Kennedy Institute of Rheumatology Division, Imperial College London, 12–13 November 2003: Towards a molecular toolkit for studying lymphocyte function in inflammatory arthritis
1 The University of Birmingham/MRC Centre for Immune Regulation, University of Birmingham, Birmingham, UK
2 University of Cambridge School of Clinical Medicine, Addenbrooke's Hospital, Cambridge, UK
Arthritis Res Ther 2004, 6:55-59 doi:10.1186/ar1162Published: 8 March 2004

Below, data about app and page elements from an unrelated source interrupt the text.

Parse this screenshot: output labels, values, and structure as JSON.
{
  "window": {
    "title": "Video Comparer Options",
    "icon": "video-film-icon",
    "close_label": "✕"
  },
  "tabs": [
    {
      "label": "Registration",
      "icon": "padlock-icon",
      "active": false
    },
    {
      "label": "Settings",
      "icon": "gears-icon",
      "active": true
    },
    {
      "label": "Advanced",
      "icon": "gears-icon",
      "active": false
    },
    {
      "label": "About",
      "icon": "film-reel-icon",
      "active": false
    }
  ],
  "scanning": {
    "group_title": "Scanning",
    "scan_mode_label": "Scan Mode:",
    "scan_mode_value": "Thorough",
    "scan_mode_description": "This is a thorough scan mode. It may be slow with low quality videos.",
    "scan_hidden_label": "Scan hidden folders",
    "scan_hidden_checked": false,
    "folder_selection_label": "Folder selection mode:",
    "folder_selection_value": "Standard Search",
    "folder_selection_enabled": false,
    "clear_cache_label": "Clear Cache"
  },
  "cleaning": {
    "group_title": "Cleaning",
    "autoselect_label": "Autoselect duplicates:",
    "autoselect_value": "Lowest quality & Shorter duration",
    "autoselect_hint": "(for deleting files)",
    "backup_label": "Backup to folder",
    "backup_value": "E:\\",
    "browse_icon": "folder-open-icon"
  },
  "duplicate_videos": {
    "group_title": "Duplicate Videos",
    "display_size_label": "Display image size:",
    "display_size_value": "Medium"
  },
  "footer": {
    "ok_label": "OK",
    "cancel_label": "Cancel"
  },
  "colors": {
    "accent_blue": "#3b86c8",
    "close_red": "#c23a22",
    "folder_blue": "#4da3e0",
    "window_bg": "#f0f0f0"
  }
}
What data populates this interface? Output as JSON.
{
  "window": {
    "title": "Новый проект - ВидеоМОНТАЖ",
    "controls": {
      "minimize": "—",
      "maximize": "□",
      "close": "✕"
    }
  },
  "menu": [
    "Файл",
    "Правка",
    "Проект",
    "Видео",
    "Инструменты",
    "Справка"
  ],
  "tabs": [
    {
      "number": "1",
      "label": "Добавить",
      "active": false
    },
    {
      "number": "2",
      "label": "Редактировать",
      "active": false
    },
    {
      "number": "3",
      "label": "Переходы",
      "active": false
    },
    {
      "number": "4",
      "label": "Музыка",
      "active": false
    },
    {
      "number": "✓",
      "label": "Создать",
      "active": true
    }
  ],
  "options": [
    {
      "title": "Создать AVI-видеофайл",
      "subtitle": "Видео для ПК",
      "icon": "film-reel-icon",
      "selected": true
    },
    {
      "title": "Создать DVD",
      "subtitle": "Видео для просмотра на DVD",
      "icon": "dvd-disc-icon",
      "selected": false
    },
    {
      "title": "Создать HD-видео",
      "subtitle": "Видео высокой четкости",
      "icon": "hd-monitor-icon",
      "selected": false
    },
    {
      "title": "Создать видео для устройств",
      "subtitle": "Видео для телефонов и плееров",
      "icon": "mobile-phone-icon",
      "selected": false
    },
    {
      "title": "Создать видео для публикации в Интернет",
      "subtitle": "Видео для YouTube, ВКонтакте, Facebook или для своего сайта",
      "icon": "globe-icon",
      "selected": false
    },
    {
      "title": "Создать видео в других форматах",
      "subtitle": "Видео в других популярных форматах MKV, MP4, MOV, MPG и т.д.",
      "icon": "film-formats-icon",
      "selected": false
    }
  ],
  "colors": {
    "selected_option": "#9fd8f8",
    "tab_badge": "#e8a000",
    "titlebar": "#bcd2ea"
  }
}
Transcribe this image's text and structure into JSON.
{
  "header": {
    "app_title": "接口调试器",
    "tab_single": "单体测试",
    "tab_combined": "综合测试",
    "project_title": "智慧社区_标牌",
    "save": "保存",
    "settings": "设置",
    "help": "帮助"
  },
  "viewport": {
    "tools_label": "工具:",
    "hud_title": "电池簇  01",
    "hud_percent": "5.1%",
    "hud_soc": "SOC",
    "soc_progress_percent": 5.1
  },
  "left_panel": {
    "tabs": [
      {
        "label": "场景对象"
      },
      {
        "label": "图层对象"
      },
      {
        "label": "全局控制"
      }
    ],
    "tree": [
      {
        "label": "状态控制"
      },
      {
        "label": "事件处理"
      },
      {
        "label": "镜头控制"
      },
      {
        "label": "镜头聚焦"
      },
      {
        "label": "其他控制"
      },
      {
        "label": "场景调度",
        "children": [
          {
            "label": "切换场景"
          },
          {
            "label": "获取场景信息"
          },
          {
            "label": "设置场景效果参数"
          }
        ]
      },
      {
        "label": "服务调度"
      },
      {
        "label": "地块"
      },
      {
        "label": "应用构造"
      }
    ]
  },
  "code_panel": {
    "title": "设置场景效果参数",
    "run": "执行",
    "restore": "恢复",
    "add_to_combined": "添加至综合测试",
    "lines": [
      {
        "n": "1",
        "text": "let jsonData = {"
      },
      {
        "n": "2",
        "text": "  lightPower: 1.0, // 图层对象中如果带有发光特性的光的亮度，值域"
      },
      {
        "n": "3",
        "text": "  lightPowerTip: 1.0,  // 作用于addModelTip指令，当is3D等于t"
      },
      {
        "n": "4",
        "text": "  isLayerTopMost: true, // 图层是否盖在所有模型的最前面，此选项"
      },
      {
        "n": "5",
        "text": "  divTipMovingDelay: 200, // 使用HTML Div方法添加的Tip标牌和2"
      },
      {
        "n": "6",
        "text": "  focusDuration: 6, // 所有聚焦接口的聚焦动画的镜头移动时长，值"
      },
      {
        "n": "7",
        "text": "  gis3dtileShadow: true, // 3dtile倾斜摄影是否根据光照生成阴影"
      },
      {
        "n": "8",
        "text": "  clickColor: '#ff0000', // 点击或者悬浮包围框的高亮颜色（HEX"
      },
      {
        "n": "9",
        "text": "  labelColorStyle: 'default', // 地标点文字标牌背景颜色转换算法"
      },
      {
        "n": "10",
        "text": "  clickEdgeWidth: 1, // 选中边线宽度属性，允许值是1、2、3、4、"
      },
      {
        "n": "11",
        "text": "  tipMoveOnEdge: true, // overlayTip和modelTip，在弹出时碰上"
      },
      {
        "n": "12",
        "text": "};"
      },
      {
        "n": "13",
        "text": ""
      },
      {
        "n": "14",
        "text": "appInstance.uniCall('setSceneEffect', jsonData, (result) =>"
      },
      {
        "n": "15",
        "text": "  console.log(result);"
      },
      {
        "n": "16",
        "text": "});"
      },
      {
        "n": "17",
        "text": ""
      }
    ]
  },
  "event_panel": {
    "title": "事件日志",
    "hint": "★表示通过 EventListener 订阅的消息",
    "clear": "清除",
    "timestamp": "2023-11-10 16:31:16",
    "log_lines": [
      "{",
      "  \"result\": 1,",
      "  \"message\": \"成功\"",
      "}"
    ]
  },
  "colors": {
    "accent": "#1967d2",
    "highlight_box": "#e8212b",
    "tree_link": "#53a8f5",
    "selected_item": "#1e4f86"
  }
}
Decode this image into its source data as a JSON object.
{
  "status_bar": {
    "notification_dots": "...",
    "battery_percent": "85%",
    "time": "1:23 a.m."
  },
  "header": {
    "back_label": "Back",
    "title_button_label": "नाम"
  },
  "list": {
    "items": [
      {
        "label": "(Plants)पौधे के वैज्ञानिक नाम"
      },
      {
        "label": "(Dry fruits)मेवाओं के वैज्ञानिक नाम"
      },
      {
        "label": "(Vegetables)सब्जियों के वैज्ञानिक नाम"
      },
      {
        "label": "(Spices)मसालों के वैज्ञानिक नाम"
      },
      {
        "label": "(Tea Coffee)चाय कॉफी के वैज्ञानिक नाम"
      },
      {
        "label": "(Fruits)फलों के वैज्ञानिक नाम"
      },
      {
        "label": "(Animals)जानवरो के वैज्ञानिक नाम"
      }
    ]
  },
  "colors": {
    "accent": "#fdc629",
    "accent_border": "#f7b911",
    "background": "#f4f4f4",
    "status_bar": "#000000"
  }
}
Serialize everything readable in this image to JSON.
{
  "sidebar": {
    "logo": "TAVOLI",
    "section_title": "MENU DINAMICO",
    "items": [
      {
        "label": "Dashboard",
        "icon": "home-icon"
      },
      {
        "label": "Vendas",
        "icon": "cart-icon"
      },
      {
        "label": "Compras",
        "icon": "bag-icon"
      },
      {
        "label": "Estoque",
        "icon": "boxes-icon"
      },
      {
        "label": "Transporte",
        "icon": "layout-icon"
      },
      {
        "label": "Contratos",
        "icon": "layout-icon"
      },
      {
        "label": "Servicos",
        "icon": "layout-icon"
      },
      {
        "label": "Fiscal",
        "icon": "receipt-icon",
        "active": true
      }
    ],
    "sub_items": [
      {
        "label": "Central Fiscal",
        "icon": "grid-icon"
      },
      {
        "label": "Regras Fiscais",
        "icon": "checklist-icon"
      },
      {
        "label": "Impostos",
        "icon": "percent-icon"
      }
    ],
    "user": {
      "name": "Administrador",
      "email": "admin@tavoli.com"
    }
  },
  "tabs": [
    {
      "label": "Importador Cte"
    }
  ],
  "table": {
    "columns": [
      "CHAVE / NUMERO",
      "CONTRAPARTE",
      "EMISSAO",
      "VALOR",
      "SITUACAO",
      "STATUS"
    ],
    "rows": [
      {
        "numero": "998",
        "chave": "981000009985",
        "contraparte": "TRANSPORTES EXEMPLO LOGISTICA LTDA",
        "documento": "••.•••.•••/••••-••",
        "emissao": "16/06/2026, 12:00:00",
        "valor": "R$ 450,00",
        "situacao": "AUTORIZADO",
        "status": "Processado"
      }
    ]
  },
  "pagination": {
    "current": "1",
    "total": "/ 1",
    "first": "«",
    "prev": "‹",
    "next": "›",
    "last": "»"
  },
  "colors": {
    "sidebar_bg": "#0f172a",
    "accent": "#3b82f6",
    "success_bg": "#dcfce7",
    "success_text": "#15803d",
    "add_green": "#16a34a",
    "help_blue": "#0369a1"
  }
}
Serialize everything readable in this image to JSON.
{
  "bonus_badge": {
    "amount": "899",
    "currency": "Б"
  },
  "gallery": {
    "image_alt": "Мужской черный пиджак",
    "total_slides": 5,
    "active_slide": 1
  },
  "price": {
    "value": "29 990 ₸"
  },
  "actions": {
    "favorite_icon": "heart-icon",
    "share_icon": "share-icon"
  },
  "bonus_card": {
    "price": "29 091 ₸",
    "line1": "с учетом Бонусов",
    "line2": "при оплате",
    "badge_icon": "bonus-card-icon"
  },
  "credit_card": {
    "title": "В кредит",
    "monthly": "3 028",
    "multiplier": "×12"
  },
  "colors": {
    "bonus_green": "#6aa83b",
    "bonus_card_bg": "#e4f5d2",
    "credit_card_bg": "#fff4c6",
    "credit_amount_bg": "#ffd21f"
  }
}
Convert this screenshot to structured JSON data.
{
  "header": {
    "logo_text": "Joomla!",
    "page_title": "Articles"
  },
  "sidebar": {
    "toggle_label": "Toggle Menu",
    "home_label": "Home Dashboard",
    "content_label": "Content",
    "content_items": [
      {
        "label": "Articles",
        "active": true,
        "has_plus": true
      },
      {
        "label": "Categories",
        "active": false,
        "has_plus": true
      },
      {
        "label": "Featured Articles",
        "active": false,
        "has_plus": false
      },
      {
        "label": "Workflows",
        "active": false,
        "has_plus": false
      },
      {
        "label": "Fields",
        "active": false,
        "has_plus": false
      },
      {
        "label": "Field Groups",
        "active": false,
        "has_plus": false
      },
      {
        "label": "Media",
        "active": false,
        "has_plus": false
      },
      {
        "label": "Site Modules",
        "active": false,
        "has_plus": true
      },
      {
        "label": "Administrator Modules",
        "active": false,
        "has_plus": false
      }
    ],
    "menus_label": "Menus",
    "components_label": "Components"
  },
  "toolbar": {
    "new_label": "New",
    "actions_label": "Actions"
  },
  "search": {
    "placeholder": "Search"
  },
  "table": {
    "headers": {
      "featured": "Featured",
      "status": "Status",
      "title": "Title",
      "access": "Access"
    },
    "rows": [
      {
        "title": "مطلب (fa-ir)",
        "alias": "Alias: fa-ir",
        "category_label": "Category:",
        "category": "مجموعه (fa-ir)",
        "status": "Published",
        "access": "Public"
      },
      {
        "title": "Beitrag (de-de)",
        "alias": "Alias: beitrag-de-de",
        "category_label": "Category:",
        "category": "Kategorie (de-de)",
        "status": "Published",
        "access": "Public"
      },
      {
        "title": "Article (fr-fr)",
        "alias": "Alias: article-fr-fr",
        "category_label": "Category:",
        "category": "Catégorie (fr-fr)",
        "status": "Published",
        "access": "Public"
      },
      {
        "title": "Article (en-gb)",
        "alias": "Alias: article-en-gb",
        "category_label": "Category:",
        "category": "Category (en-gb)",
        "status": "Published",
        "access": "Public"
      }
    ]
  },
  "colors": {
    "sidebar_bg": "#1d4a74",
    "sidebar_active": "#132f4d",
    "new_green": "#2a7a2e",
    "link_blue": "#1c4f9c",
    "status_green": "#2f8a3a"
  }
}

T lymphocytes have been implicated in the pathogenesis of inflammatory arthritis for approximately 30 years. Over that period a vast literature has described the phenotype, location and behaviour of T cells derived from patients with inflammatory rheumatological disease. The arthritiogenic roles of MHC class I and class II molecules, which present antigen to T cells, have been hotly debated. The T cell has been variously conceived as a central or peripheral (or even incidental) component in the arthritogenic response. Rapid developments in genomics and use of biological therapeutic agents coupled with recent insights in the field of T cell differentiation and immunoregulation together offer novel methods of investigating the pathogenesis of chronic inflammatory disease. A number of UK researchers, with diverse interests within the field of synovitis, met recently at the Kennedy Institute of Rheumatology. Presentations on T cell memory, cytokines of homeostasis and inflammation, unconventional behaviour of MHC molecules and immunoregulation in murine models, rheumatoid and spondyloarthritis reflected the breadth of the discussion.